Before we can answer this, there is one thing that needs to be discussed – the size of the egg.  When we say “eggs” we are talking about what chickens lay.  While many people do consume goose, quail, duck, and many other types of bird eggs, since chicken eggs are the huge majority eaten we will focus on these.  Even within the category of “chicken eggs”, there are many different sizes, from peewee to extra large.  Since large is the most common, this is also our focus.

A large chicken egg, the yolk and the white, contains around 213 mg.  Of course, not every one is uniform in size so the total amount can vary a little.  This is the total amount found in the entire egg.

Does this mean eggs are high in cholesterol?

Well, the current recommendation from the American Heart Association says that healthy people should consume 300 mg or less of cholesterol.  Since one egg contains around 213 mg you may consider this as being high in cholesterol.  Though, you are able to eat an egg a day and still be within the recommended amount of cholesterol if you are careful with the rest of the food you consume.

The recommended 300 mg or less of daily dietary cholesterol is also considered very strict by many health organizations.  Additionally, there are studies indicating that even though consuming eggs may raise total cholesterol, your HDL (good) cholesterol and LDL (bad) cholesterol levels both rise so the ratio remains the same.  This means that the risk of heart disease does not increase.

What about the egg yolks and egg whites?

This is where things get interesting.  ALL of the cholesterol is found in the egg yolk.  Therefore, egg whites do not contain any cholesterol.

The yolks also have other nutrients and minerals, but for those looking for protein it can be found in the egg whites.  This is why you can essentially eat as much egg whites as you want without any worries of cholesterol.  If you get egg substitutes, such as Egg Beaters, you can also make up for the vitamins and minerals you are missing by not eating the yolks because the substitutes are fortified with these nutrients.
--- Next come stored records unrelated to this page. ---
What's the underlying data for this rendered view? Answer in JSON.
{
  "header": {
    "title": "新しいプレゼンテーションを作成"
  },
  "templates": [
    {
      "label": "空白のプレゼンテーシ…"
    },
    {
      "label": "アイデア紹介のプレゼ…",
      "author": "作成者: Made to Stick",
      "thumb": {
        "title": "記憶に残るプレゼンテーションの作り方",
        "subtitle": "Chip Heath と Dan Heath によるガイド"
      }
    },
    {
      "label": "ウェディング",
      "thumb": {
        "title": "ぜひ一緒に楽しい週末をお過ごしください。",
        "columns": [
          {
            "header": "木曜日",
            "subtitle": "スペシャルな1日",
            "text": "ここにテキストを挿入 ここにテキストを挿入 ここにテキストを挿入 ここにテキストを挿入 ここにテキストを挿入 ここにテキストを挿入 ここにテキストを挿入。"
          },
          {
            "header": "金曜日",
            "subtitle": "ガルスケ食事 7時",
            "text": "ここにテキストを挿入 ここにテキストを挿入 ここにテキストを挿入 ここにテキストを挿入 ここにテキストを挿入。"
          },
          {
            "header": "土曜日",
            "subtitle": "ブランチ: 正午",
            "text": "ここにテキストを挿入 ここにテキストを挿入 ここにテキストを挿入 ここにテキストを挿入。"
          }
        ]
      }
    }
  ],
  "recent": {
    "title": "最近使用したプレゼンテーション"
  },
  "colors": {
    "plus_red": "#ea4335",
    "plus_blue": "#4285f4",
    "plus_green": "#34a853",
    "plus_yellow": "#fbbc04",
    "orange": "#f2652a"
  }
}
While there seems to be a high level of cholesterol in eggs, it may not be as bad as it seems.  If you want to avoid dietary cholesterol (people with high LDL cholesterol should limit dietary cholesterol to 200 mg per day) you can simple consume egg whites or egg substitutes.